WASHINGTON — Repeated problems with free rides for D.C. students regularly create conflicts and could sometimes lead to attacks on Metrobus operators, a panel of transit industry experts are set to tell Metro’s Board Thursday.
As part of a broader review of Metro’s response to, and efforts to prevent, bus operator assaults, the peer review panel from the American Public Transportation Association found many DC One cards do not work, have been lost or are given to non-students.
The panel also suggests Metro provide more training both on how to prevent assaults and how to deal with them after they happen, including encouraging the Metro Transit Police to collect saliva samples for DNA analysis when drivers are spit on.
Metro should also give bus operators suggested responses to questions about riding free rather than instructing them to remain silent or quote the fare, the panel said.
While Metro has installed protective shields on some buses, cameras on all buses, and deploys police officers to the most high-crime routes, the panel suggested Metro consider whether “additional resources are necessary to reduce bus operator assaults.”
“The Panel notes there is a gap between the expectations of bus/rail operations personnel and the actual number of police personnel available for deployment,” a summary of the findings said.
Metro hopes a public-relations campaign aimed at “humanizing” bus operators, de-escalation training and a renewed emphasis on the use of silent alarms on buses could help.
The panel suggested adding a personality test to the hiring process to better identify people with customer service and problem-solving abilities.
Metro has also called for the ability to ban people guilty of assaults from using the transit system.
Metro Transit Police must better account for the actual number of assaults by reviewing crime data after cases are closed, the review panel said, but assaults still rose at least 29 percent in 2017 — from 70 to 90 as of Dec. 9.
Kids Ride Free changes suggested
Metro is suggesting changes to give students preloaded SmarTrip cards each school year instead, and to remove the restrictions that limit use of the card to stations in D.C., Capitol Heights, Friendship Heights, Southern Avenue, Silver Spring and Naylor Road.
The restrictions are a major reason students have ended up with negative balances attached to their cards for going even one stop farther.
Metro blocks anyone with a negative balance from using the system, even if the card also has a valid pass. As of this week, riders are no longer allowed to exit the system if it would leave their card with a negative balance.
An estimated 40 percent of D.C. public, charter and private school students still fail to tap in or out on Metrorail or buses for their free rides this school year — and that’s actually a dramatic improvement from the estimated 66 percent who failed to do so over the 2016-2017 school year, Metro said.
But ongoing problems with students having negative value on their cards — which now prevents them from using the system — or confusion among private school students about how to activate the pass on the DC One school ID card, now leads to “confusion, frustration and a lack of compliance, making it easier for students to rely on flashing the card or not using it at all instead of tapping it at the fare gates,” Metro Board documents said.

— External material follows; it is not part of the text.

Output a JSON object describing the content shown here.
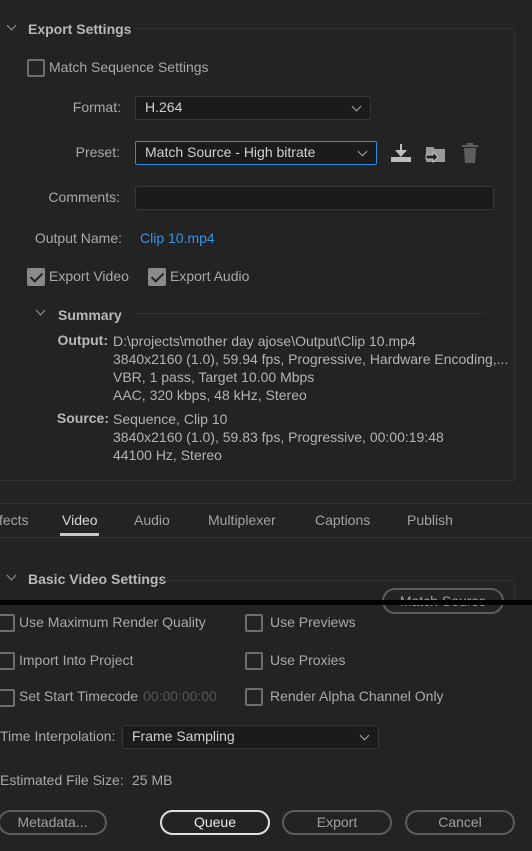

If students don’t tap their cards, Metro loses the ridership data that is important for federal funding. The official ridership numbers can also change regional funding formulas.
Metro is not proposing any changes to the per-student pricing of the program, which is paid for by the D.C. government.